[Data excerpts]
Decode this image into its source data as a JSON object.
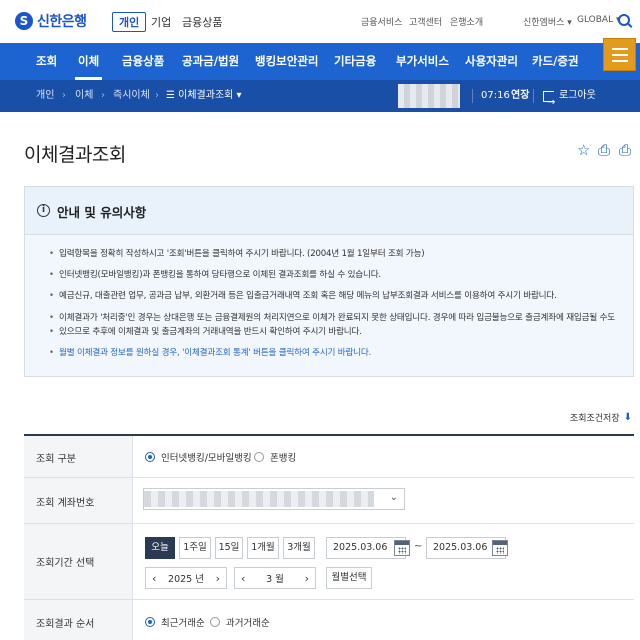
{
  "header": {
    "logo_text": "신한은행",
    "segments": [
      "개인",
      "기업",
      "금융상품"
    ],
    "utility_links": [
      "금융서비스",
      "고객센터",
      "은행소개"
    ],
    "family_menu": "신한엠버스",
    "global_menu": "GLOBAL"
  },
  "nav": {
    "items": [
      "조회",
      "이체",
      "금융상품",
      "공과금/법원",
      "뱅킹보안관리",
      "기타금융",
      "부가서비스",
      "사용자관리",
      "카드/증권"
    ],
    "active_index": 1
  },
  "breadcrumb": {
    "items": [
      "개인",
      "이체",
      "즉시이체",
      "이체결과조회"
    ],
    "timer": "07:16",
    "extend_label": "연장",
    "logout_label": "로그아웃"
  },
  "page": {
    "title": "이체결과조회"
  },
  "notice": {
    "title": "안내 및 유의사항",
    "items": [
      "입력항목을 정확히 작성하시고 '조회'버튼을 클릭하여 주시기 바랍니다. (2004년 1월 1일부터 조회 가능)",
      "인터넷뱅킹(모바일뱅킹)과 폰뱅킹을 통하여 당타행으로 이체된 결과조회를 하실 수 있습니다.",
      "예금신규, 대출관련 업무, 공과금 납부, 외환거래 등은 입출금거래내역 조회 혹은 해당 메뉴의 납부조회결과 서비스를 이용하여 주시기 바랍니다.",
      "이체결과가 '처리중'인 경우는 상대은행 또는 금융결제원의 처리지연으로 이체가 완료되지 못한 상태입니다. 경우에 따라 입금불능으로 출금계좌에 재입금될 수도",
      "있으므로 추후에 이체결과 및 출금계좌의 거래내역을 반드시 확인하여 주시기 바랍니다.",
      "월별 이체결과 정보를 원하실 경우, '이체결과조회 통계' 버튼을 클릭하여 주시기 바랍니다."
    ]
  },
  "form": {
    "save_conditions_label": "조회조건저장",
    "rows": {
      "type": {
        "label": "조회 구분",
        "options": [
          "인터넷뱅킹/모바일뱅킹",
          "폰뱅킹"
        ],
        "selected": 0
      },
      "account": {
        "label": "조회 계좌번호"
      },
      "period": {
        "label": "조회기간 선택",
        "quick_buttons": [
          "오늘",
          "1주일",
          "15일",
          "1개월",
          "3개월"
        ],
        "active_quick": 0,
        "start_date": "2025.03.06",
        "end_date": "2025.03.06",
        "separator": "~",
        "year_value": "2025 년",
        "month_value": "3 월",
        "month_select_label": "월별선택"
      },
      "order": {
        "label": "조회결과 순서",
        "options": [
          "최근거래순",
          "과거거래순"
        ],
        "selected": 0
      }
    }
  }
}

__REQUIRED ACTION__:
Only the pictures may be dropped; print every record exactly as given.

__ANSWER SECTION__:
Decode this image into its source data as a JSON object.
{
  "header": {
    "logo_text": "신한은행",
    "segments": [
      "개인",
      "기업",
      "금융상품"
    ],
    "utility_links": [
      "금융서비스",
      "고객센터",
      "은행소개"
    ],
    "family_menu": "신한엠버스",
    "global_menu": "GLOBAL"
  },
  "nav": {
    "items": [
      "조회",
      "이체",
      "금융상품",
      "공과금/법원",
      "뱅킹보안관리",
      "기타금융",
      "부가서비스",
      "사용자관리",
      "카드/증권"
    ],
    "active_index": 1
  },
  "breadcrumb": {
    "items": [
      "개인",
      "이체",
      "즉시이체",
      "이체결과조회"
    ],
    "timer": "07:16",
    "extend_label": "연장",
    "logout_label": "로그아웃"
  },
  "page": {
    "title": "이체결과조회"
  },
  "notice": {
    "title": "안내 및 유의사항",
    "items": [
      "입력항목을 정확히 작성하시고 '조회'버튼을 클릭하여 주시기 바랍니다. (2004년 1월 1일부터 조회 가능)",
      "인터넷뱅킹(모바일뱅킹)과 폰뱅킹을 통하여 당타행으로 이체된 결과조회를 하실 수 있습니다.",
      "예금신규, 대출관련 업무, 공과금 납부, 외환거래 등은 입출금거래내역 조회 혹은 해당 메뉴의 납부조회결과 서비스를 이용하여 주시기 바랍니다.",
      "이체결과가 '처리중'인 경우는 상대은행 또는 금융결제원의 처리지연으로 이체가 완료되지 못한 상태입니다. 경우에 따라 입금불능으로 출금계좌에 재입금될 수도",
      "있으므로 추후에 이체결과 및 출금계좌의 거래내역을 반드시 확인하여 주시기 바랍니다.",
      "월별 이체결과 정보를 원하실 경우, '이체결과조회 통계' 버튼을 클릭하여 주시기 바랍니다."
    ]
  },
  "form": {
    "save_conditions_label": "조회조건저장",
    "rows": {
      "type": {
        "label": "조회 구분",
        "options": [
          "인터넷뱅킹/모바일뱅킹",
          "폰뱅킹"
        ],
        "selected": 0
      },
      "account": {
        "label": "조회 계좌번호"
      },
      "period": {
        "label": "조회기간 선택",
        "quick_buttons": [
          "오늘",
          "1주일",
          "15일",
          "1개월",
          "3개월"
        ],
        "active_quick": 0,
        "start_date": "2025.03.06",
        "end_date": "2025.03.06",
        "separator": "~",
        "year_value": "2025 년",
        "month_value": "3 월",
        "month_select_label": "월별선택"
      },
      "order": {
        "label": "조회결과 순서",
        "options": [
          "최근거래순",
          "과거거래순"
        ],
        "selected": 0
      }
    }
  }
}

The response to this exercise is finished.